In the past few months, passengers at North American airports have been warned that travel to the Caribbean might result in an unwanted souvenir. The first outbreak of chikungunya virus in the Western Hemisphere began in the French part of the Caribbean island of St Martin in December and has spread rapidly around the region, infecting more than 500,000 people.
Since then, at least 480 travellers have returned to the United States with the mosquito-borne disease, raising concerns that an insect biting one of those people would spark a US chikungunya outbreak. Yet so far, only four locally acquired cases have been confirmed in the country, all in southern Florida. The virus has gained more of a foothold in Central and South America: authorities have confirmed 174 cases of locally transmitted disease in El Salvador, Panama, Costa Rica, Venezuela and the Guianas (see ‘Tropical transfer’).
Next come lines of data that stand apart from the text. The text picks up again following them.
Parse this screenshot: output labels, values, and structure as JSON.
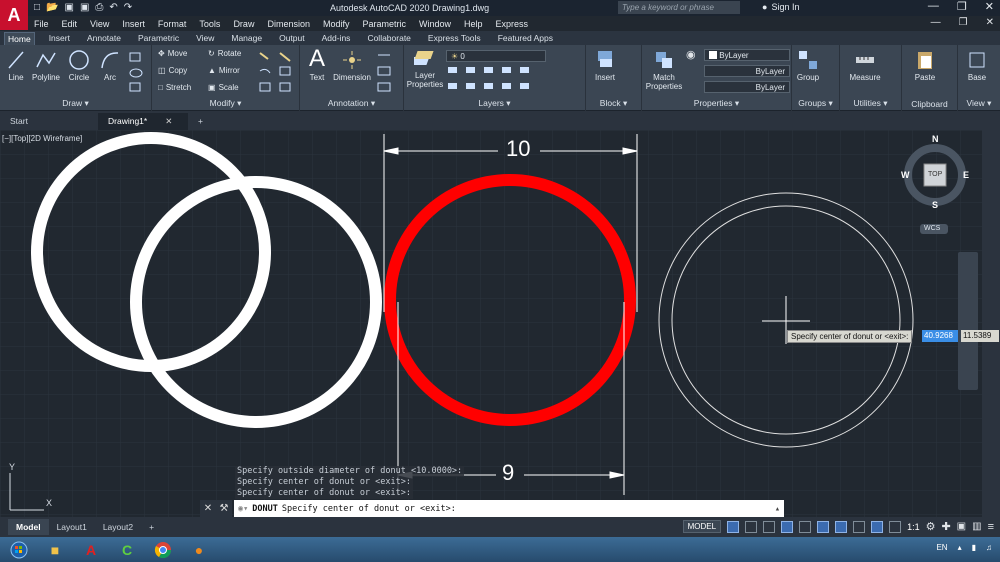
{
  "title_bar": {
    "app_logo": "A",
    "title": "Autodesk AutoCAD 2020   Drawing1.dwg",
    "search_placeholder": "Type a keyword or phrase",
    "sign_in": "Sign In"
  },
  "menu": [
    "File",
    "Edit",
    "View",
    "Insert",
    "Format",
    "Tools",
    "Draw",
    "Dimension",
    "Modify",
    "Parametric",
    "Window",
    "Help",
    "Express"
  ],
  "ribbon_tabs": [
    "Home",
    "Insert",
    "Annotate",
    "Parametric",
    "View",
    "Manage",
    "Output",
    "Add-ins",
    "Collaborate",
    "Express Tools",
    "Featured Apps"
  ],
  "ribbon": {
    "draw": {
      "title": "Draw",
      "line": "Line",
      "polyline": "Polyline",
      "circle": "Circle",
      "arc": "Arc"
    },
    "modify": {
      "title": "Modify",
      "move": "Move",
      "rotate": "Rotate",
      "copy": "Copy",
      "mirror": "Mirror",
      "stretch": "Stretch",
      "scale": "Scale"
    },
    "annotation": {
      "title": "Annotation",
      "text": "Text",
      "dimension": "Dimension"
    },
    "layers": {
      "title": "Layers",
      "layer_properties": "Layer\nProperties",
      "current_layer": "0"
    },
    "block": {
      "title": "Block",
      "insert": "Insert"
    },
    "properties": {
      "title": "Properties",
      "match": "Match\nProperties",
      "color": "ByLayer",
      "linetype": "ByLayer",
      "lineweight": "ByLayer"
    },
    "groups": {
      "title": "Groups",
      "group": "Group"
    },
    "utilities": {
      "title": "Utilities",
      "measure": "Measure"
    },
    "clipboard": {
      "title": "Clipboard",
      "paste": "Paste"
    },
    "view": {
      "title": "View",
      "base": "Base"
    }
  },
  "file_tabs": {
    "start": "Start",
    "drawing": "Drawing1*"
  },
  "viewport_label": "[−][Top][2D Wireframe]",
  "viewcube": {
    "n": "N",
    "s": "S",
    "e": "E",
    "w": "W",
    "top": "TOP",
    "wcs": "WCS"
  },
  "dimensions": {
    "top": "10",
    "bottom": "9"
  },
  "dynamic_input": {
    "prompt": "Specify center of donut or <exit>:",
    "x": "40.9268",
    "y": "11.5389"
  },
  "command_history": [
    "Specify outside diameter of donut <10.0000>:",
    "Specify center of donut or <exit>:",
    "Specify center of donut or <exit>:"
  ],
  "command_line": {
    "command": "DONUT",
    "prompt": "Specify center of donut or <exit>:"
  },
  "layout_tabs": [
    "Model",
    "Layout1",
    "Layout2"
  ],
  "status": {
    "model": "MODEL",
    "scale": "1:1"
  },
  "taskbar": {
    "lang": "EN"
  },
  "colors": {
    "donut_white": "#ffffff",
    "donut_red": "#ff0000",
    "canvas": "#212830"
  }
}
For now, the Caribbean strain of chikungunya does not seem likely to expand into the rest of the Western Hemisphere, mostly because it is spread by the tropical mosquito Aedes aegypti. However, several major chikungunya outbreaks have been fuelled by a specific mutation of the virus that makes it more suited to transmission by a different species of mosquito — a scenario analysed by Carrie Manore, a mathematical epidemiologist at Tulane University in New Orleans, Louisiana, and her colleagues. They report that genetic changes in the virus could propel chikungunya deep into North and South America (C. A. Manore et al. J. Theor. Biol. 356, 174–191; 2014). The insect that could cause the damage is the Asian tiger mosquito (Aedes albopictus), which has been expanding worldwide for the past two decades and taking diseases such as chikungunya and dengue with it (see Nature 489,187–188; 2012).
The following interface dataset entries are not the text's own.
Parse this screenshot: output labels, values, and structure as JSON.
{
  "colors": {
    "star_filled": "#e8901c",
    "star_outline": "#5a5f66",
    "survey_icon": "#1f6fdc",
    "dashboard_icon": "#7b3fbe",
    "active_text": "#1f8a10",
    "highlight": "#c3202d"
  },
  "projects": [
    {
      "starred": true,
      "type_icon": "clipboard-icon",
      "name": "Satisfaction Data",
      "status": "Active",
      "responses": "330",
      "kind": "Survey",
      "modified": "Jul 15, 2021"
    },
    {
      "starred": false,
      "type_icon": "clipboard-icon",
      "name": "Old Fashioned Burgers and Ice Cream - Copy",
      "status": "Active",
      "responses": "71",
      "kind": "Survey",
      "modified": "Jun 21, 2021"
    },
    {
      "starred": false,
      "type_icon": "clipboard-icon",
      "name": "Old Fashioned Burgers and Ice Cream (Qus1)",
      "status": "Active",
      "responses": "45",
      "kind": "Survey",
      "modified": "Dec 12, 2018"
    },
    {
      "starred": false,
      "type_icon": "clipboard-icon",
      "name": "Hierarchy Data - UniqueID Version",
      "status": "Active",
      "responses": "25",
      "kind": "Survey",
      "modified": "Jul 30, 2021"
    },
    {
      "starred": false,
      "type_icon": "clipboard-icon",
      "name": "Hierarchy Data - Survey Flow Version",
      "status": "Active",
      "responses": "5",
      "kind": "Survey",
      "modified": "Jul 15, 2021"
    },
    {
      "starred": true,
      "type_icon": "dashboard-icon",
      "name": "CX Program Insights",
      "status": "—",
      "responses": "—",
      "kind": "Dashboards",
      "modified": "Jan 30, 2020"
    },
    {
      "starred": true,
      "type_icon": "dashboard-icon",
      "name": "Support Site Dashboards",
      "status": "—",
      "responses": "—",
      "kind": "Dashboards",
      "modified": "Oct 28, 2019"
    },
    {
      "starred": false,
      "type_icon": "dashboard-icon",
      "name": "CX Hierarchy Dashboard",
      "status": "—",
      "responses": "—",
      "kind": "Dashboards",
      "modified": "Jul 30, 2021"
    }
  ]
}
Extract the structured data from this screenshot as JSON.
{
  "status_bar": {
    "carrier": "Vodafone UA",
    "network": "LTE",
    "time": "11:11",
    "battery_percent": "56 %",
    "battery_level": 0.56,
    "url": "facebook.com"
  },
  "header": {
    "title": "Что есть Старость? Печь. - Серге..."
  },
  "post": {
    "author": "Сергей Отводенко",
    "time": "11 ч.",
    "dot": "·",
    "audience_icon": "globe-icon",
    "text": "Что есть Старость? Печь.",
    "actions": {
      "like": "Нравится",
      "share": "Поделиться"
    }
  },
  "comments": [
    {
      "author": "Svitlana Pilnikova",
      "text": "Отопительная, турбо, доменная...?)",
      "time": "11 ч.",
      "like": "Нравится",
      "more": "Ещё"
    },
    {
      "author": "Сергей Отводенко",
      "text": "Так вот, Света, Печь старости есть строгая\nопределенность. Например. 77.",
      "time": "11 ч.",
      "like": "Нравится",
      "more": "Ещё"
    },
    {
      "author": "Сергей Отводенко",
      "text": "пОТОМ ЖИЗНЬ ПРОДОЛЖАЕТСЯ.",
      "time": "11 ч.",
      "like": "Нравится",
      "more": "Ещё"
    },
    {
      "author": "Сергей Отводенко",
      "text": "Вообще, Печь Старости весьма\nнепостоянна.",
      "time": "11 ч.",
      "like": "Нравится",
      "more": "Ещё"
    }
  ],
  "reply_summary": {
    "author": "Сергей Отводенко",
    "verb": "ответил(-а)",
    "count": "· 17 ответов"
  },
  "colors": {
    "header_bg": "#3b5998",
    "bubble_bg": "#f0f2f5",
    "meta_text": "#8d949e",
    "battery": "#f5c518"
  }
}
The Caribbean is fertile ground for the spread of the disease, no matter which mosquito is spreading it. In temperate regions, winter weather kills A. aegypti mosquitoes and acts as a natural brake on the spread of the diseases they carry. But in the Caribbean, A. aegypti can survive year-round, and serves as an outstanding host vector for diseases, says Sylvain Aldighieri, a physician at the Pan American Health Organization in Washington DC who has helped to track the current outbreak. [. . .]
For full report, see http://www.nature.com/news/us-assesses-virus-of-the-caribbean-1.15710